Payroll(x10)| | $12,700 | $12,700 | $12,700 | $12,700 | $12,700 | $12,700 | $14,200 | $14,200 | $15,700 | $15,700 | | | Sales and Marketing and Other Expenses(x10)| | $5,000 | $5,000 | $5,000 | $5,000 | $5,000 | $5,000 | $5,000 | $5,000 | $5,000 | $5,000 | | | Depreciation(x10)| | $600 | $600 | $600 | $600 | $600 | $600 | $600 | $600 | $600 | $600 | | | Leased equipment(x10)| | $4,000 | $4,000 | $4,000 | $4,000 | $4,000 | $4,000 | $4,000 | $4,000 | $4,000 | $4,000 | | | Rent(x10)| | $7,000 | $7,000 | $7,000 | $7,000 | $7,000 | $7,000 | $7,000 | $7,000 | $7,000 | $7,000 | | | Utilities(x10)| | $2,400 | $2,400 | $2,400 | $2,400 | $2,400 | $2,400 | $2,400 | $2,400 | $2,400 | $2,400 | | | Accounting/bookeeping(x10)| | $500 | $500 | $500 | $500 | $500 | $500 | $500 | $500 | $500 | $500 | | | Insurance(x10)| | $1,200 | $1,200 | $1,200 | $1,200 | $1,200 | $1,200 | $1,200 | $1,200 | $1,200 | $1,200 | | | | | | | | | | | | | | | | |
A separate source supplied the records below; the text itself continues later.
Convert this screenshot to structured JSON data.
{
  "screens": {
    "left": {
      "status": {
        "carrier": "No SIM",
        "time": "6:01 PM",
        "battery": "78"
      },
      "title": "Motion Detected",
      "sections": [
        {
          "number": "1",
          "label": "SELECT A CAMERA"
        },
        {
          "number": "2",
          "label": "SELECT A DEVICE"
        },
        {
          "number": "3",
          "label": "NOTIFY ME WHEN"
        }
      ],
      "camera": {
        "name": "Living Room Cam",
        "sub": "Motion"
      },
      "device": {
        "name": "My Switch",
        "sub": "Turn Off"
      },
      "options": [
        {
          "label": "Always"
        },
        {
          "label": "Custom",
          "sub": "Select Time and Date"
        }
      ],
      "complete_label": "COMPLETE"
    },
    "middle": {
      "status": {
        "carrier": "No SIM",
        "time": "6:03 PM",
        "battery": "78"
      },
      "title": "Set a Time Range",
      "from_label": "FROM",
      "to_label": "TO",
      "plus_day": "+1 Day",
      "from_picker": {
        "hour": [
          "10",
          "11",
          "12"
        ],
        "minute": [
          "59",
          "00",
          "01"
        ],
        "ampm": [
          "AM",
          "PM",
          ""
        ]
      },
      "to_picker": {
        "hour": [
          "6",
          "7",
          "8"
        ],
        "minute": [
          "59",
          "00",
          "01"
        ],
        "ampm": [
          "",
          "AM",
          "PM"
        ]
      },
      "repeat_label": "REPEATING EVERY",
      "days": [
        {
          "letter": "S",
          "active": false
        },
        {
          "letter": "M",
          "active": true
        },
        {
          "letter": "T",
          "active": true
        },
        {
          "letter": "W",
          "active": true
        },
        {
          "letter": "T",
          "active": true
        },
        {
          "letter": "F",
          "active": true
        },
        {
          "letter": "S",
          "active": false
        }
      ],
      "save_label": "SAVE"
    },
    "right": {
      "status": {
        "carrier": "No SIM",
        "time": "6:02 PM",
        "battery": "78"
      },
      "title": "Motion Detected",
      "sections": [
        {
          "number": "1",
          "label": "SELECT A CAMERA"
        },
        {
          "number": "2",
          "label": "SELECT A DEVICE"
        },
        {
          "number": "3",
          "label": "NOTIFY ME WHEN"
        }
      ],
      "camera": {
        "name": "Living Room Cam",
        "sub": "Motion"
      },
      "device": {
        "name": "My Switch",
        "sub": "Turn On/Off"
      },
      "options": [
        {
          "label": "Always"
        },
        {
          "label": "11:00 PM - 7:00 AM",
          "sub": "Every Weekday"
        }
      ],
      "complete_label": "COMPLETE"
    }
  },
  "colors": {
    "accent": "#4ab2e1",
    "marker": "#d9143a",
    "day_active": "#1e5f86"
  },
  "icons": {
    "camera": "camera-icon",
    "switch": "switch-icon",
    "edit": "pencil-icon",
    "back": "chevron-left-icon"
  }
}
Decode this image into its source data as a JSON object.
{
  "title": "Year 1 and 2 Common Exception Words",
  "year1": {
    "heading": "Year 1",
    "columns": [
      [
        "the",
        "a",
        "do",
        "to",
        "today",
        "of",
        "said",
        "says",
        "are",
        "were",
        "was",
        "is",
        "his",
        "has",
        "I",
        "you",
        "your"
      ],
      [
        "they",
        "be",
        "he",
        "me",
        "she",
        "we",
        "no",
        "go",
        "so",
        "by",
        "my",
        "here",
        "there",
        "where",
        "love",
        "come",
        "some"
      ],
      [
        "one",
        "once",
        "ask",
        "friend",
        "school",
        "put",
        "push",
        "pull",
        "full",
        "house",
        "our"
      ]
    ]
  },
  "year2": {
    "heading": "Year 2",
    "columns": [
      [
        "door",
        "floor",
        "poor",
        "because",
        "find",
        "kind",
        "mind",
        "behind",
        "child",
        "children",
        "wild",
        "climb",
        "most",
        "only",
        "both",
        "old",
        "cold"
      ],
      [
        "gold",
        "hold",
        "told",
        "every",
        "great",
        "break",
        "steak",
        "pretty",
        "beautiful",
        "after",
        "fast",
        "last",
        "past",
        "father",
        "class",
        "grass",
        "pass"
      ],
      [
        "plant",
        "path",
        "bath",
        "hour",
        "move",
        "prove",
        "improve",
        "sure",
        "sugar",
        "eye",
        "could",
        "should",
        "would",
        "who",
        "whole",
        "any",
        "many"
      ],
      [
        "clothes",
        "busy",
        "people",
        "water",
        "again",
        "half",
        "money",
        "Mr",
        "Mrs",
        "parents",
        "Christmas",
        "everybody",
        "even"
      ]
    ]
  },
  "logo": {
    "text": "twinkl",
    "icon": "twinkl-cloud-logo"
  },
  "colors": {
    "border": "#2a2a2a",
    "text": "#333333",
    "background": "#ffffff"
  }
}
Other(x10)| | $2,000 | $2,000 | $2,000 | $2,000 | $2,000 | $2,000 | $2,000 | $2,000 | $3,000 | $4,000 | | | Total Operating Expenses| | $354,000 | $354,000| $354,000| $354,000| $354,000| $354,000| $369,000 | $369,000 | $394,000 | $404,000 | | | Profit Before Interest and Taxes(x10)| | ($19,070)| ($16,131)| ($12,662)| ($8,569)| ($3,740)| $1,959 | $7,184 | $15,119 | $21,982 | $32,031 | | | EBITDA| | ($184,700)| ($155,310)| ($120,620)| ($79,690)| ($31,400)| $25,590 | $77,840 | $157,190 | $225,820 | $326,310 | | | Interest Expense(x10)| | $958 | $1,375 | $1,375 | $1,375 | $1,375 | $1,375 | $1,375 | $1,375 | $1,417 | $1,417 | | | Taxes Incurred(x10)| | $6,008)| ($5,252)| ($4,211)| ($2,983)| ($1,534)| $175 | $1,743 | $4,123 | $6,170 | $9,184 | | | Net Profit| | ($140,200)| ($122,540)| ($98,260)| ($69,610)| ($35,800)| $4,090 | $40,660 | $96,210 | $143,960 | $214,300 | | | Net Profit/Sales| | -19. 75% | -14. 63% | -9. 94% | -5. 97% | -2. 60% | 0. 25% | 2. 12% | 4. 25% | 5. 39% | 6. 80% | | | We used after tax cash flow from cash flow statement above to calculate NPV of this project. Following equation is used to calculate NPV: NPV = CF0+ CF1/(1+k)1 + CF2/(1+k)2 + ……. + CFn/(1+k)n where k is cost of capital that we considered it as 10% NPV = -250,000 + 277,428/(1. 01)1+ 996/(1. 01)2 + 47,310/(1. 01)3+28,674/(1. 01)4+ 293,322/(1. 01)5+19,272/(1. 01)6+ 40,986/(1. 01)7+ 79,734/(1. 1)8+ 143,316/(1. 01)9+ 161,874/(1. 01)10 = $293,025. NPV of project is greater than initial investment that suggests this project is profitable. The Internal Rate of Return (IRR) is defined as the discount rate that equates the present value of project’s expected cash inflows to the present value of the project’s cost. That is, we solve for a discount rate that produces a zero net present value (NPV). Following equation used to calculate IRR: CF0+ CF1/(1+IRR)1 + CF2/(1+IRR)2 + ……. + CFn/(1+IRR)n = 0 We find that IRR is 41%. This is greater than cost of capital which is 10%, so we can conclude from IRR method that project will be profitable.